What lines in the records below hold the string "Titel"? Please show them.
*** Opening EXTRACTED RECORDS ***
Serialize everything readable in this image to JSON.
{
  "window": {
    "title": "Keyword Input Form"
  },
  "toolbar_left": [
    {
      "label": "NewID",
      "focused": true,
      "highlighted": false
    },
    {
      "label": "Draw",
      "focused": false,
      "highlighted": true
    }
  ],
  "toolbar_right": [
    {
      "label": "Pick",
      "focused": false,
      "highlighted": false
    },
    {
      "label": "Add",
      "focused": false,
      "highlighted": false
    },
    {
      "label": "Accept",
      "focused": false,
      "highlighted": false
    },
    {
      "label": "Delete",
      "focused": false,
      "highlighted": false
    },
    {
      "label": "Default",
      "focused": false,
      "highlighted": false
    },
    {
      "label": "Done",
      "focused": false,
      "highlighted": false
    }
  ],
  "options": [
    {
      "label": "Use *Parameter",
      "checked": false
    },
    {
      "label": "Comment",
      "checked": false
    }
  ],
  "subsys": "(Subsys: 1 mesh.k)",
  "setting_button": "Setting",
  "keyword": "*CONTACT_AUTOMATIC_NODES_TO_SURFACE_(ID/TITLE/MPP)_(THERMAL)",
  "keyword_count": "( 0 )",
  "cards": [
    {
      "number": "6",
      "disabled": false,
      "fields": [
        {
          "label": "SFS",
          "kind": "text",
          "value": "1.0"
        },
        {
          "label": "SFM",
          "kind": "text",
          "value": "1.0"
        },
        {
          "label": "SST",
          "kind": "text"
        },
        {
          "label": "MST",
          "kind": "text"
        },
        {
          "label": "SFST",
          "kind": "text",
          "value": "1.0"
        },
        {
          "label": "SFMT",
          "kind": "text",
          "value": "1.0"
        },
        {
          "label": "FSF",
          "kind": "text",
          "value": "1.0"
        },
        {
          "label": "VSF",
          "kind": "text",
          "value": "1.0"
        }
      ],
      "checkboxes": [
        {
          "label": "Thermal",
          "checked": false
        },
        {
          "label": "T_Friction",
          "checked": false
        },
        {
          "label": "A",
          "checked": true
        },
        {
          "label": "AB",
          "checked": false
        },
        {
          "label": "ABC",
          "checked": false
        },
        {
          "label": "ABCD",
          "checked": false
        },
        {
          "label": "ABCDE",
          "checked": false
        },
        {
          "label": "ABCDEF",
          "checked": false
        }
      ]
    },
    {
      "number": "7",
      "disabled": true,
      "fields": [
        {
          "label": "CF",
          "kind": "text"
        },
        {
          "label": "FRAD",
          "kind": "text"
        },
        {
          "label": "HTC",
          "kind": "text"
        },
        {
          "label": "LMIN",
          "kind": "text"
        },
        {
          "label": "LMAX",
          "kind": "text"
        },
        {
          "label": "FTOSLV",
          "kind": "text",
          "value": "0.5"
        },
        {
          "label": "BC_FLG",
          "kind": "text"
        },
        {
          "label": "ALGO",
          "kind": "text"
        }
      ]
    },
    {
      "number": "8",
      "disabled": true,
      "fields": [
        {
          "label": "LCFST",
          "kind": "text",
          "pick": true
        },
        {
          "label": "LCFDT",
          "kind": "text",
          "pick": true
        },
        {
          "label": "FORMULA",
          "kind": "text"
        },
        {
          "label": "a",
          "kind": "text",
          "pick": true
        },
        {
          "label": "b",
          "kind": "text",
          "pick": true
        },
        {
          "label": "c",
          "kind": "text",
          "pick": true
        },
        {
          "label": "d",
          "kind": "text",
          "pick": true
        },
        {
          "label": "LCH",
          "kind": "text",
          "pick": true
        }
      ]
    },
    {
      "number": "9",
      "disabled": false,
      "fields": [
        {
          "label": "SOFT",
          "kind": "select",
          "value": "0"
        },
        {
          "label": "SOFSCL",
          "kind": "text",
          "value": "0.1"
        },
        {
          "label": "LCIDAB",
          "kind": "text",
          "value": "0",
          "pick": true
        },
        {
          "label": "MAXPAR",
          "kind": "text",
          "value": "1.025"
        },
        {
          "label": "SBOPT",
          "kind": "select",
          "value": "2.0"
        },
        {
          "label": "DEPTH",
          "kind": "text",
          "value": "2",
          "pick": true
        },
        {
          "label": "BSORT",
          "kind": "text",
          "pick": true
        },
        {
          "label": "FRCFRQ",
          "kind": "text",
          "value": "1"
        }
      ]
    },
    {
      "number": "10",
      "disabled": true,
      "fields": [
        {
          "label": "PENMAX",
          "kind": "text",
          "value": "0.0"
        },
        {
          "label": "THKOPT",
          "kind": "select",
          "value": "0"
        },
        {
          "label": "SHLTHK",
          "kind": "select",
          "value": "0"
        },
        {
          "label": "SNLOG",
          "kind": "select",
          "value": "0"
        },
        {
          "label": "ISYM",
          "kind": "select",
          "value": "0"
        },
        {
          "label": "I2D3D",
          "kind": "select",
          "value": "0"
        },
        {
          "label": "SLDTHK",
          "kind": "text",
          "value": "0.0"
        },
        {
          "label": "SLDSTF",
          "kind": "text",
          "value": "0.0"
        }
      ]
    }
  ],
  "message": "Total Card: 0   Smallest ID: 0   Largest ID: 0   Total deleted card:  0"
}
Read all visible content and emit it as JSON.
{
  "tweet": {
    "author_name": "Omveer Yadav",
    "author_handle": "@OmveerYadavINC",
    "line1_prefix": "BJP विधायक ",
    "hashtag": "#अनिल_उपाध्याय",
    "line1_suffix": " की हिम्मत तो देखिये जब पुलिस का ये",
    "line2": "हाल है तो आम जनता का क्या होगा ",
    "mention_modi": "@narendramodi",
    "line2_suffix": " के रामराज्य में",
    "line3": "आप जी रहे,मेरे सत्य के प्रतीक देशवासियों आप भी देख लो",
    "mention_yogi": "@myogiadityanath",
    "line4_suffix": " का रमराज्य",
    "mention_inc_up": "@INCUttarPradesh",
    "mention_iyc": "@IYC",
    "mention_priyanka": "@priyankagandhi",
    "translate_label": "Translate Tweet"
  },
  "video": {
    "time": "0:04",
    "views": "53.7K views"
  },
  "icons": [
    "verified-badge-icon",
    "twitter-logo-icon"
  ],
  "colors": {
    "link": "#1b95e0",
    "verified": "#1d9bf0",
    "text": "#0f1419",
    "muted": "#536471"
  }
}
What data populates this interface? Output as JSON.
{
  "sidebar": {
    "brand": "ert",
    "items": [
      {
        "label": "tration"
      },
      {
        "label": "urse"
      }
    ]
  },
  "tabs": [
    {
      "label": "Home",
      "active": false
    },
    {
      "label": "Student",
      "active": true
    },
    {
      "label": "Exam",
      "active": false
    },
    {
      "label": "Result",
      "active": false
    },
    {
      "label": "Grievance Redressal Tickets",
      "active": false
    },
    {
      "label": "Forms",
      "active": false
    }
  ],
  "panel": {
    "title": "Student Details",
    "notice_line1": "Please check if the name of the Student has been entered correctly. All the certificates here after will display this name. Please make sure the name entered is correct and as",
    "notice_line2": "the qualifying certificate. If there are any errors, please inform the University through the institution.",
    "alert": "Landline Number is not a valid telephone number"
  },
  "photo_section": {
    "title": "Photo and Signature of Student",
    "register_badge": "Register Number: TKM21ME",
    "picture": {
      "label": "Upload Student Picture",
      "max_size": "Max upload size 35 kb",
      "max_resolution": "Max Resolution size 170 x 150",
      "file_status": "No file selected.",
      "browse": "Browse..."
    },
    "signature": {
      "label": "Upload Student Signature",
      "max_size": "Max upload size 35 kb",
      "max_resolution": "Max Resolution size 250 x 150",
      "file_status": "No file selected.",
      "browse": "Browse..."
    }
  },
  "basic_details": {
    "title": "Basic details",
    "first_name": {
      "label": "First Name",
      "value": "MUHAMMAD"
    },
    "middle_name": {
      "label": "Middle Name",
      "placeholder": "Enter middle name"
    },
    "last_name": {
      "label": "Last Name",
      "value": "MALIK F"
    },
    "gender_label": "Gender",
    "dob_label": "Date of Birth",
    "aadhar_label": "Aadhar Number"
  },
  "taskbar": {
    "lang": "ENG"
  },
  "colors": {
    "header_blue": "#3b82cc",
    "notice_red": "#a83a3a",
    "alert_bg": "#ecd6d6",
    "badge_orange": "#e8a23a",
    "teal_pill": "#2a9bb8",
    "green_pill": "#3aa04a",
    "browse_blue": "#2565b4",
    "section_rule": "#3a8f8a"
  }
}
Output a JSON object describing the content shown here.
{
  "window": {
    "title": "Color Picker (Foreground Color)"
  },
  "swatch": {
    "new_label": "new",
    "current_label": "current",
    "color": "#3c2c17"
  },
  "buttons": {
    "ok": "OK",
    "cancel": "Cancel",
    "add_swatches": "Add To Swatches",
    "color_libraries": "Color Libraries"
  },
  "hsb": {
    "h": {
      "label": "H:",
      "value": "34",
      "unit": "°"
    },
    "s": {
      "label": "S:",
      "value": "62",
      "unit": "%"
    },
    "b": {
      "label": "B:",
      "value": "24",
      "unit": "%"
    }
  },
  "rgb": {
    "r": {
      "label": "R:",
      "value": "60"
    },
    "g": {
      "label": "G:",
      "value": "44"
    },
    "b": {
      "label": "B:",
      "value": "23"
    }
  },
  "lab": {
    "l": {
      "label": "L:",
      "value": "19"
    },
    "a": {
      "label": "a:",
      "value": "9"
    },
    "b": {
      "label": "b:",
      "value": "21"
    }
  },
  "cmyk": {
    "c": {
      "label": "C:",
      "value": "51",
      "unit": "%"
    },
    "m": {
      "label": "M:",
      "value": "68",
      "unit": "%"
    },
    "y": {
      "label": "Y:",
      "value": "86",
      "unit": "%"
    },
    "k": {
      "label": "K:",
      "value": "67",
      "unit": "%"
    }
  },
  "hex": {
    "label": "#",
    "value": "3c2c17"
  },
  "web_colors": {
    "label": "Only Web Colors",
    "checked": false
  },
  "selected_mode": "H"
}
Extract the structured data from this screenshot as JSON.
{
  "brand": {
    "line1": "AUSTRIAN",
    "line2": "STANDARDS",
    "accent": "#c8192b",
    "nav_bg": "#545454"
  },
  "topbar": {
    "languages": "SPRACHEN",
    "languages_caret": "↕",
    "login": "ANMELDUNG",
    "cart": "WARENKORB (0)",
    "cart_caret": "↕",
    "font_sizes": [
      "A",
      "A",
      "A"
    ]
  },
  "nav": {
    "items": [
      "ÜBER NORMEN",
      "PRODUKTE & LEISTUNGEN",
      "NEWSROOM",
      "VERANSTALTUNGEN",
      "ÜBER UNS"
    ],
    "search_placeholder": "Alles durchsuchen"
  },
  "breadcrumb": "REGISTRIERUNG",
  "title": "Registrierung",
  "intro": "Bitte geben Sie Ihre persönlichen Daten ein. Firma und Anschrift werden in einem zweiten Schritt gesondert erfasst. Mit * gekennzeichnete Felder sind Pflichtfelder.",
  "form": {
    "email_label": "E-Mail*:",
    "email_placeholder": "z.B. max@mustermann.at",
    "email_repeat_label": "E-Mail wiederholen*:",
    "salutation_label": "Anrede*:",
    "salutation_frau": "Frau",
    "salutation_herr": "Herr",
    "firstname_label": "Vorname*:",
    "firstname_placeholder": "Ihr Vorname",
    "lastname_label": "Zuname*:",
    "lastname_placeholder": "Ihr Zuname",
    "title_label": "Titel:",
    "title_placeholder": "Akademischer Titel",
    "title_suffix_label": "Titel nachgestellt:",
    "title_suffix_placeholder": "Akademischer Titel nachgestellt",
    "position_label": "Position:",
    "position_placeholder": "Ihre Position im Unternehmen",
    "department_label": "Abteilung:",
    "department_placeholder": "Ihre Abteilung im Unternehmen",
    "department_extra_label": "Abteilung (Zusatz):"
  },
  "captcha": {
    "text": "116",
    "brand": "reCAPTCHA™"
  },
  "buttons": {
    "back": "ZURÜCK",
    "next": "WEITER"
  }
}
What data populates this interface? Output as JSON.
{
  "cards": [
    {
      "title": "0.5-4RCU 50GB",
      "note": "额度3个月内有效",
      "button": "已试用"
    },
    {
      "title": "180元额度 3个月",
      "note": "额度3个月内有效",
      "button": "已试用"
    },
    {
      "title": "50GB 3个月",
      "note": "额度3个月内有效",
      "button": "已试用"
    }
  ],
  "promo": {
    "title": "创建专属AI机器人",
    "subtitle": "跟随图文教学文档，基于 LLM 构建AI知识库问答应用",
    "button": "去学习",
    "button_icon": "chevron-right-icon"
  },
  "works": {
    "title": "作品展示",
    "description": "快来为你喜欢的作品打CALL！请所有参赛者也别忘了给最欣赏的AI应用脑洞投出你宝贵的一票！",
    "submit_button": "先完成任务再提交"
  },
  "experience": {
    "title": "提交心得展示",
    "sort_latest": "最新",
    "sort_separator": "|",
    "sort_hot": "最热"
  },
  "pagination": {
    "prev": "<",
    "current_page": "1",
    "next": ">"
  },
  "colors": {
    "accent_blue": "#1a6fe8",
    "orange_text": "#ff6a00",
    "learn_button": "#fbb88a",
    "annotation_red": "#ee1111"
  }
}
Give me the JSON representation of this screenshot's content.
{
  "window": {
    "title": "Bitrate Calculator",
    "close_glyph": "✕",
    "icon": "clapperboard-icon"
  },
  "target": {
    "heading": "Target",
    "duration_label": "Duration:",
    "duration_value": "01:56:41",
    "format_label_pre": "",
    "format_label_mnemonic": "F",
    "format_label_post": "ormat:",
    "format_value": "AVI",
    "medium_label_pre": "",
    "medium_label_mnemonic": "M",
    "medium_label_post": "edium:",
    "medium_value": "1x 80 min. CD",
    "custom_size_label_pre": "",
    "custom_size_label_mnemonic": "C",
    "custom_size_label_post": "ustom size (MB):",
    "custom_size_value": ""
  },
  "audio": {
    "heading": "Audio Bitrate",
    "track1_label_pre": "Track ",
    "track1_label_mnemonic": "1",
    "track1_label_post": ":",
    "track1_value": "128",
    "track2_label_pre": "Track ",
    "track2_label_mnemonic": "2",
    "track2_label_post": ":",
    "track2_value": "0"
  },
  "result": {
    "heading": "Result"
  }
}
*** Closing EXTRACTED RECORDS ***
__YOUR RESPONSE__
    "title_label": "Titel:",
    "title_placeholder": "Akademischer Titel",
    "title_suffix_label": "Titel nachgestellt:",
    "title_suffix_placeholder": "Akademischer Titel nachgestellt",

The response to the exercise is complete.